If this bill reaches the House, it will be…
— Speaker Mike Johnson (@SpeakerJohnson) February 5, 2024
Johnson also took issue with the foreign aid portion of the agreement, which includes $60 billion for Ukraine, $14.1 billion for Israel, and aid for Indo-Pacific allies. He suggested that this funding should be put into a standalone bill and voted on separately.
“I will introduce a bill on the House floor next week to allocate $17.6 billion in emergency funding for our strong ally, Israel,” Johnson declared. “But if this bill reaches the House, it will be dead on arrival.”
The speaker’s strong opposition to the bill echoes comments he made before the text of the agreement was released Sunday night. “If rumors about the contents of the draft proposal are true, it would have been dead on arrival in the House anyway,” Johnson wrote to House Republicans last month.
Others in the GOP are also skeptical of the bipartisan deal, with House Majority Leader Steve Scalise, R-La., stating that the Senate bill will not receive a vote in the House. “Let me be clear: The Senate Border Bill will NOT receive a vote in the House,” Scalise wrote on X. “Here’s what the people pushing this ‘deal’ aren’t telling you: It accepts 5,000 illegal immigrants a day and gives automatic work permits to asylum recipients — a magnet for more illegal immigration.”
Let me be clear: The Senate Border Bill will NOT receive a vote in the House.
Here’s what the people pushing this “deal” aren’t telling you: It accepts 5,000 illegal immigrants a day and gives automatic work permits to asylum recipients—a magnet for more illegal immigration.
— Steve Scalise (@SteveScalise) February 5, 2024
Former President Donald Trump, on his social media platform Truth Social, also weighed in on the issue, urging GOP lawmakers not to support the border deal unless they receive “EVERYTHING needed to shut down the INVASION of Millions & Millions of people.”
In recent weeks, as negotiations were nearing a resolution, Republicans became increasingly skeptical of the bipartisan talks. Some argued that President Biden already has the resources to address the situation at the border and does not need new legislation. Others suggested that they do not want to give Biden a political win in an election year.
And there it is… what Sinema and Lankford swore wasn’t in the bill.
It guarantees that up to 1.8 million illegal aliens can come over our border before it’s an emergency pic.twitter.com/i05pNH29YV
— Ryan James Girdusky (@RyanGirdusky) February 5, 2024
Republican Sen. James Lankford, lead GOP negotiator on the border deal, responded to Johnson’s comments, saying that he was confused about how the bill could be worse than House Republicans expected. “I’m a little confused how it’s worse than they expected when it builds [the] border wall, expands deportation flights, expands ICE officers, border patrol officers, detention beds, and creates a faster process for deportations,” Lankford told reporters.
Despite the pushback from House Republicans, Lankford maintains that the bill focuses on securing the border and stopping the chaos. “The claim that the bill would allow 5,000 illegal crossings per day is the most misunderstood section of this proposal,” he stated during a Jan. 28 appearance on “Fox News Sunday.” “It would be absolutely absurd for me to agree to 5,000 people a day.

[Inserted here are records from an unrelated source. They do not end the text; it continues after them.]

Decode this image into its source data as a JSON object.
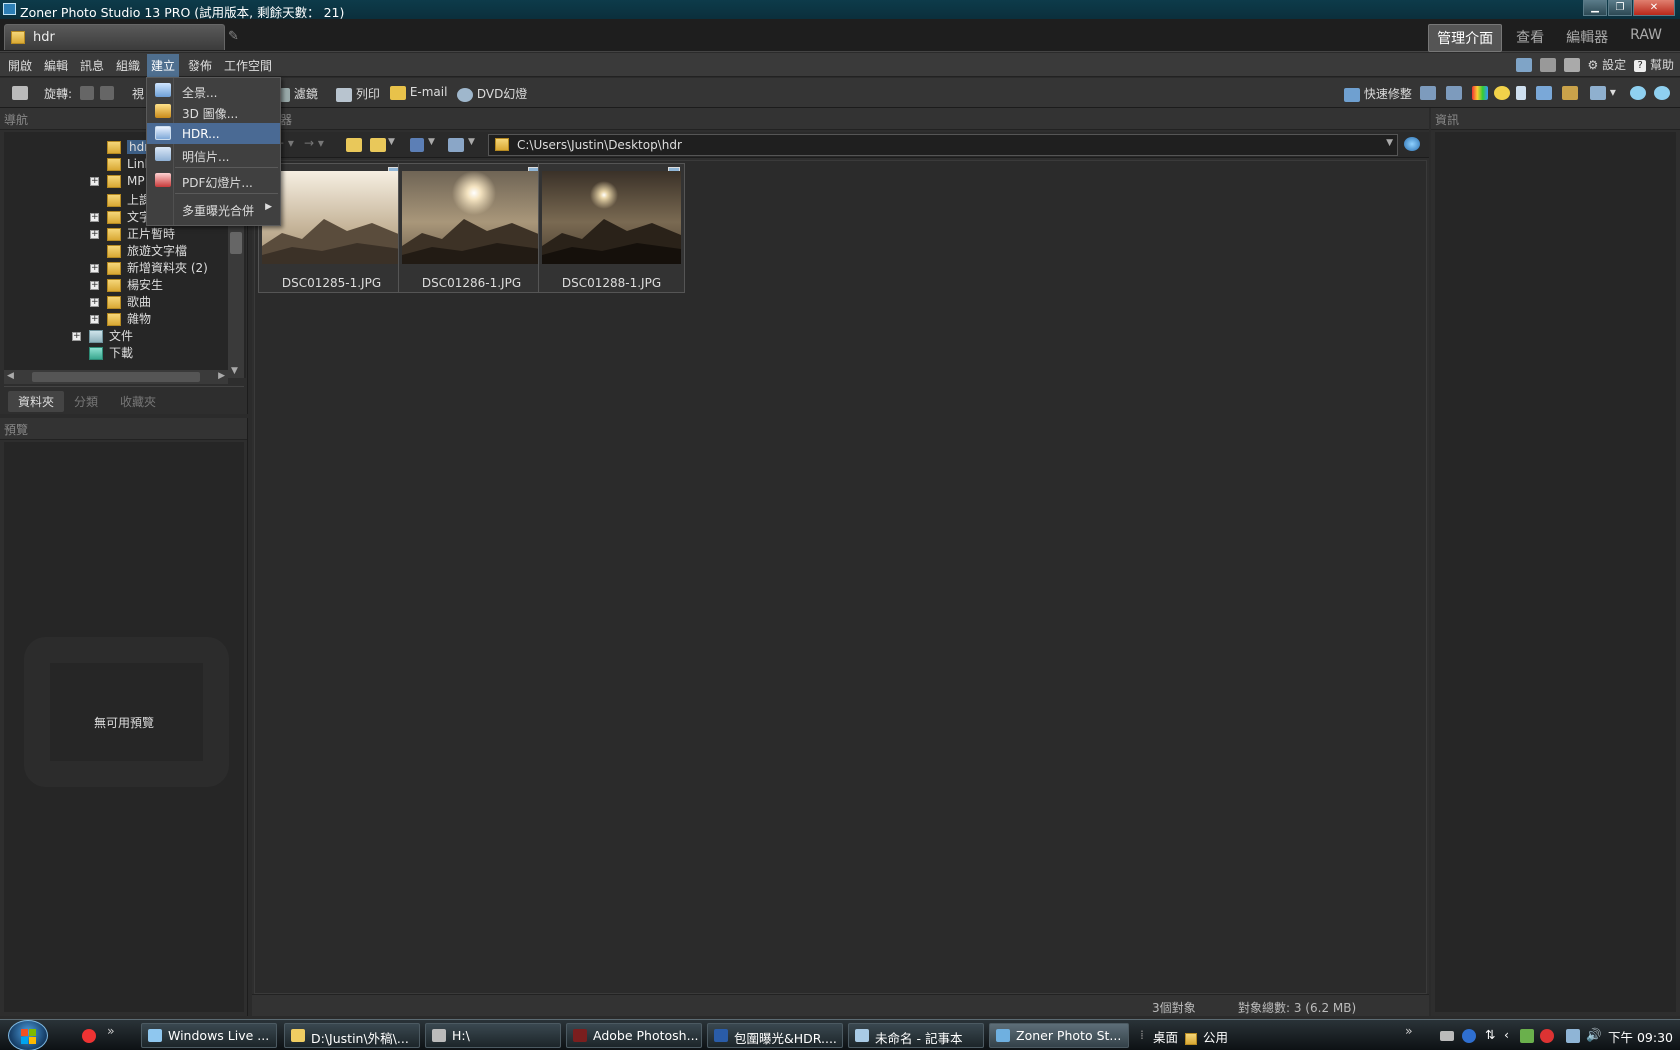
{
  "window": {
    "title": "Zoner Photo Studio 13 PRO (試用版本, 剩餘天數： 21)"
  },
  "doc_tab": {
    "label": "hdr"
  },
  "modes": [
    "管理介面",
    "查看",
    "編輯器",
    "RAW"
  ],
  "menubar": {
    "items": [
      "開啟",
      "編輯",
      "訊息",
      "組織",
      "建立",
      "發佈",
      "工作空間"
    ],
    "settings": "設定",
    "help": "幫助"
  },
  "toolbar": {
    "rotate_label": "旋轉:",
    "view_label": "視",
    "filter_label": "濾鏡",
    "print_label": "列印",
    "email_label": "E-mail",
    "dvd_label": "DVD幻燈",
    "quickfix_label": "快速修整"
  },
  "create_menu": {
    "items": [
      "全景...",
      "3D 圖像...",
      "HDR...",
      "明信片...",
      "PDF幻燈片...",
      "多重曝光合併"
    ]
  },
  "nav_panel": {
    "title": "導航",
    "tree": [
      {
        "label": "hdr"
      },
      {
        "label": "Link"
      },
      {
        "label": "MP"
      },
      {
        "label": "上課"
      },
      {
        "label": "文字"
      },
      {
        "label": "正片暫時"
      },
      {
        "label": "旅遊文字檔"
      },
      {
        "label": "新增資料夾 (2)"
      },
      {
        "label": "楊安生"
      },
      {
        "label": "歌曲"
      },
      {
        "label": "雜物"
      },
      {
        "label": "文件"
      },
      {
        "label": "下載"
      }
    ],
    "tabs": [
      "資料夾",
      "分類",
      "收藏夾"
    ]
  },
  "preview_panel": {
    "title": "預覽",
    "empty_text": "無可用預覽"
  },
  "browser": {
    "title": "瀏覽器",
    "path": "C:\\Users\\Justin\\Desktop\\hdr",
    "files": [
      {
        "name": "DSC01285-1.JPG"
      },
      {
        "name": "DSC01286-1.JPG"
      },
      {
        "name": "DSC01288-1.JPG"
      }
    ],
    "status_count": "3個對象",
    "status_total": "對象總數: 3 (6.2 MB)"
  },
  "info_panel": {
    "title": "資訊"
  },
  "taskbar": {
    "buttons": [
      {
        "label": "Windows Live ..."
      },
      {
        "label": "D:\\Justin\\外稿\\..."
      },
      {
        "label": "H:\\"
      },
      {
        "label": "Adobe Photosh..."
      },
      {
        "label": "包圍曝光&HDR...."
      },
      {
        "label": "未命名 - 記事本"
      },
      {
        "label": "Zoner Photo St..."
      }
    ],
    "desktop_label": "桌面",
    "public_label": "公用",
    "clock": "下午 09:30"
  }
}
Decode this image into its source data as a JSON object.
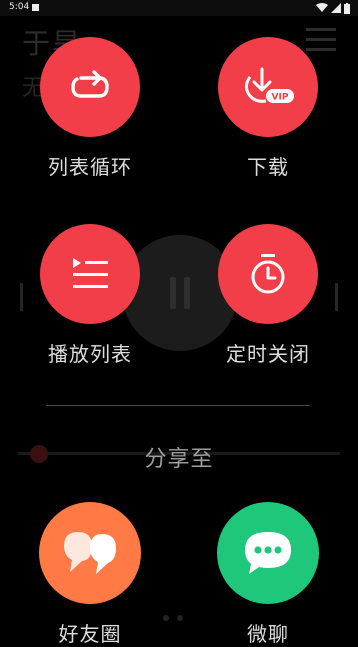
{
  "status_bar": {
    "time": "5:04"
  },
  "background_player": {
    "title": "于旱",
    "subtitle": "无"
  },
  "menu": {
    "items": [
      {
        "label": "列表循环",
        "icon": "repeat-icon"
      },
      {
        "label": "下载",
        "icon": "download-vip-icon",
        "badge": "VIP"
      },
      {
        "label": "播放列表",
        "icon": "playlist-icon"
      },
      {
        "label": "定时关闭",
        "icon": "timer-icon"
      }
    ]
  },
  "share": {
    "title": "分享至",
    "items": [
      {
        "label": "好友圈",
        "icon": "quote-bubbles-icon",
        "color": "#ff7a45"
      },
      {
        "label": "微聊",
        "icon": "chat-bubble-icon",
        "color": "#1fc77a"
      }
    ]
  },
  "colors": {
    "accent": "#f23e48",
    "background": "#000000"
  }
}
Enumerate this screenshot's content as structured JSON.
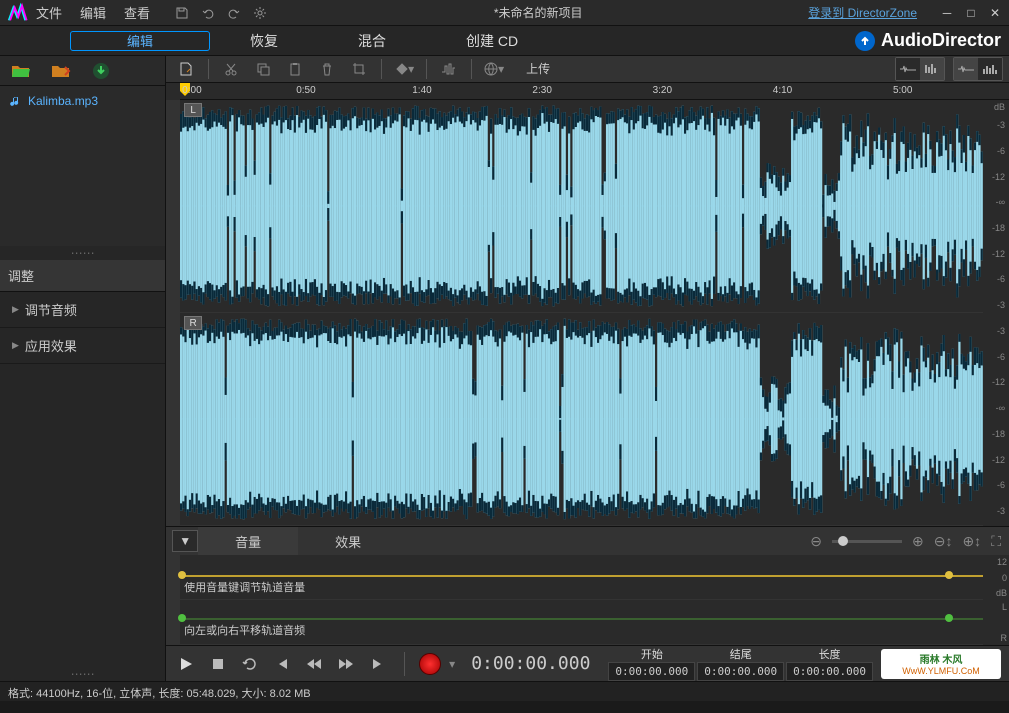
{
  "menu": {
    "file": "文件",
    "edit": "编辑",
    "view": "查看"
  },
  "title": "*未命名的新项目",
  "login_link": "登录到  DirectorZone",
  "edit_button": "编辑",
  "modes": {
    "restore": "恢复",
    "mix": "混合",
    "cd": "创建 CD"
  },
  "brand": "AudioDirector",
  "files": {
    "item0": "Kalimba.mp3"
  },
  "panel": {
    "adjust": "调整",
    "tune": "调节音频",
    "fx": "应用效果"
  },
  "upload": "上传",
  "ruler": {
    "t0": "0:00",
    "t1": "0:50",
    "t2": "1:40",
    "t3": "2:30",
    "t4": "3:20",
    "t5": "4:10",
    "t6": "5:00"
  },
  "channel": {
    "left": "L",
    "right": "R"
  },
  "db": {
    "hdr": "dB",
    "m3": "-3",
    "m6": "-6",
    "m12": "-12",
    "inf": "-∞",
    "m18": "-18"
  },
  "strip": {
    "volume": "音量",
    "fx": "效果"
  },
  "env": {
    "vol": "使用音量键调节轨道音量",
    "pan": "向左或向右平移轨道音频",
    "s12": "12",
    "s0": "0",
    "sdb": "dB",
    "sl": "L",
    "sr": "R"
  },
  "transport": {
    "time": "0:00:00.000",
    "start_lbl": "开始",
    "start_val": "0:00:00.000",
    "end_lbl": "结尾",
    "end_val": "0:00:00.000",
    "len_lbl": "长度",
    "len_val": "0:00:00.000"
  },
  "watermark": {
    "line1": "雨林 木风",
    "line2": "WwW.YLMFU.CoM"
  },
  "status": "格式: 44100Hz, 16-位, 立体声, 长度: 05:48.029, 大小: 8.02 MB"
}
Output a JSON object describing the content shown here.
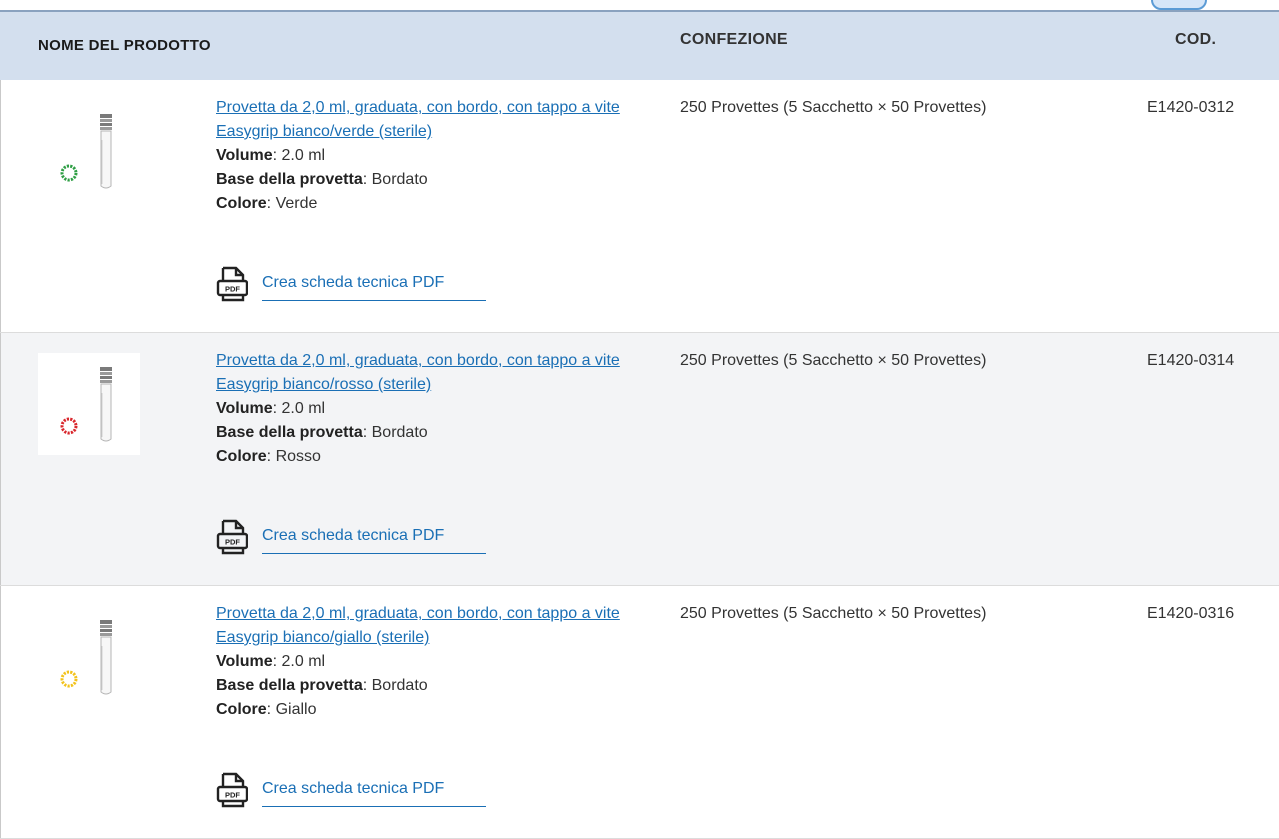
{
  "header": {
    "col_name": "NOME DEL PRODOTTO",
    "col_pack": "CONFEZIONE",
    "col_code": "COD."
  },
  "rows": [
    {
      "title": "Provetta da 2,0 ml, graduata, con bordo, con tappo a vite Easygrip bianco/verde (sterile)",
      "volume_label": "Volume",
      "volume_value": ": 2.0 ml",
      "base_label": "Base della provetta",
      "base_value": ": Bordato",
      "color_label": "Colore",
      "color_value": ": Verde",
      "pdf_label": "Crea scheda tecnica PDF",
      "pack": "250 Provettes (5 Sacchetto × 50 Provettes)",
      "code": "E1420-0312",
      "cap_color": "#2e9e44"
    },
    {
      "title": "Provetta da 2,0 ml, graduata, con bordo, con tappo a vite Easygrip bianco/rosso (sterile)",
      "volume_label": "Volume",
      "volume_value": ": 2.0 ml",
      "base_label": "Base della provetta",
      "base_value": ": Bordato",
      "color_label": "Colore",
      "color_value": ": Rosso",
      "pdf_label": "Crea scheda tecnica PDF",
      "pack": "250 Provettes (5 Sacchetto × 50 Provettes)",
      "code": "E1420-0314",
      "cap_color": "#d9262c"
    },
    {
      "title": "Provetta da 2,0 ml, graduata, con bordo, con tappo a vite Easygrip bianco/giallo (sterile)",
      "volume_label": "Volume",
      "volume_value": ": 2.0 ml",
      "base_label": "Base della provetta",
      "base_value": ": Bordato",
      "color_label": "Colore",
      "color_value": ": Giallo",
      "pdf_label": "Crea scheda tecnica PDF",
      "pack": "250 Provettes (5 Sacchetto × 50 Provettes)",
      "code": "E1420-0316",
      "cap_color": "#f2c21b"
    }
  ],
  "colors": {
    "header_bg": "#d3dfee",
    "link": "#1a6fb5",
    "alt_row": "#f3f4f6"
  },
  "icons": {
    "pdf": "pdf-document-icon"
  }
}
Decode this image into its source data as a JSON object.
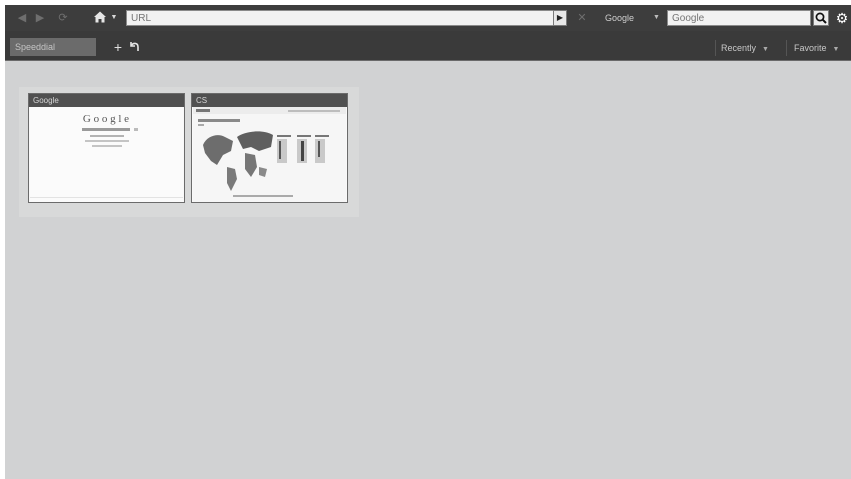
{
  "toolbar": {
    "back_icon": "back-arrow-icon",
    "forward_icon": "forward-arrow-icon",
    "reload_icon": "reload-icon",
    "home_icon": "home-icon",
    "url": {
      "value": "",
      "placeholder": "URL"
    },
    "go_icon": "play-icon",
    "stop_icon": "stop-icon",
    "search_engine": "Google",
    "search": {
      "value": "",
      "placeholder": "Google"
    },
    "search_icon": "magnifier-icon",
    "settings_icon": "gear-icon"
  },
  "tabs": [
    {
      "label": "Speeddial",
      "active": true
    }
  ],
  "tabstrip": {
    "recent_label": "Recently",
    "favorites_label": "Favorite"
  },
  "speed_dial": [
    {
      "title": "Google",
      "preview": "google-homepage-thumbnail"
    },
    {
      "title": "CS",
      "preview": "world-map-page-thumbnail"
    }
  ],
  "colors": {
    "toolbar_bg": "#3d3d3d",
    "page_bg": "#d1d2d3",
    "thumb_title_bg": "#505050"
  }
}
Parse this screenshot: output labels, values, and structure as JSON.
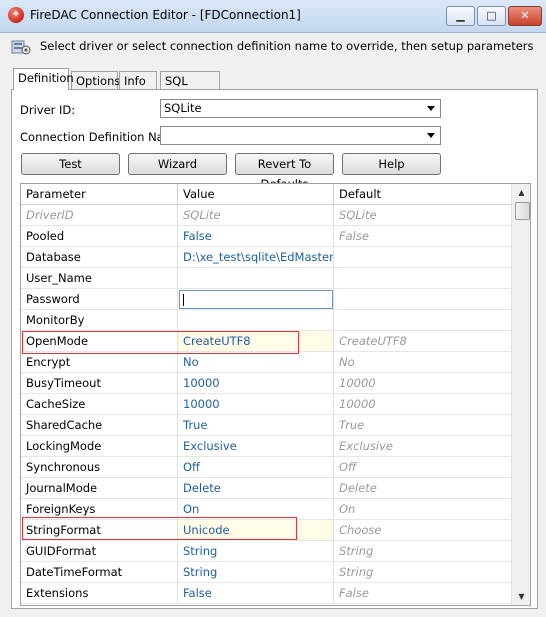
{
  "window": {
    "title": "FireDAC Connection Editor - [FDConnection1]",
    "minimize": "▁",
    "maximize": "□",
    "close": "✕"
  },
  "hint": "Select driver or select connection definition name to override, then setup parameters",
  "tabs": [
    {
      "label": "Definition",
      "active": true
    },
    {
      "label": "Options"
    },
    {
      "label": "Info"
    },
    {
      "label": "SQL Script"
    }
  ],
  "form": {
    "driver_label": "Driver ID:",
    "driver_value": "SQLite",
    "conn_label": "Connection Definition Name:",
    "conn_value": ""
  },
  "buttons": {
    "test": "Test",
    "wizard": "Wizard",
    "revert": "Revert To Defaults",
    "help": "Help"
  },
  "grid": {
    "columns": [
      "Parameter",
      "Value",
      "Default"
    ],
    "rows": [
      {
        "param": "DriverID",
        "value": "SQLite",
        "default": "SQLite"
      },
      {
        "param": "Pooled",
        "value": "False",
        "default": "False"
      },
      {
        "param": "Database",
        "value": "D:\\xe_test\\sqlite\\EdMaster.db",
        "default": ""
      },
      {
        "param": "User_Name",
        "value": "",
        "default": ""
      },
      {
        "param": "Password",
        "value": "",
        "default": ""
      },
      {
        "param": "MonitorBy",
        "value": "",
        "default": ""
      },
      {
        "param": "OpenMode",
        "value": "CreateUTF8",
        "default": "CreateUTF8"
      },
      {
        "param": "Encrypt",
        "value": "No",
        "default": "No"
      },
      {
        "param": "BusyTimeout",
        "value": "10000",
        "default": "10000"
      },
      {
        "param": "CacheSize",
        "value": "10000",
        "default": "10000"
      },
      {
        "param": "SharedCache",
        "value": "True",
        "default": "True"
      },
      {
        "param": "LockingMode",
        "value": "Exclusive",
        "default": "Exclusive"
      },
      {
        "param": "Synchronous",
        "value": "Off",
        "default": "Off"
      },
      {
        "param": "JournalMode",
        "value": "Delete",
        "default": "Delete"
      },
      {
        "param": "ForeignKeys",
        "value": "On",
        "default": "On"
      },
      {
        "param": "StringFormat",
        "value": "Unicode",
        "default": "Choose"
      },
      {
        "param": "GUIDFormat",
        "value": "String",
        "default": "String"
      },
      {
        "param": "DateTimeFormat",
        "value": "String",
        "default": "String"
      },
      {
        "param": "Extensions",
        "value": "False",
        "default": "False"
      }
    ]
  },
  "highlight_color": "#e0383a"
}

This bill focuses on getting us to zero illegal crossings a day.”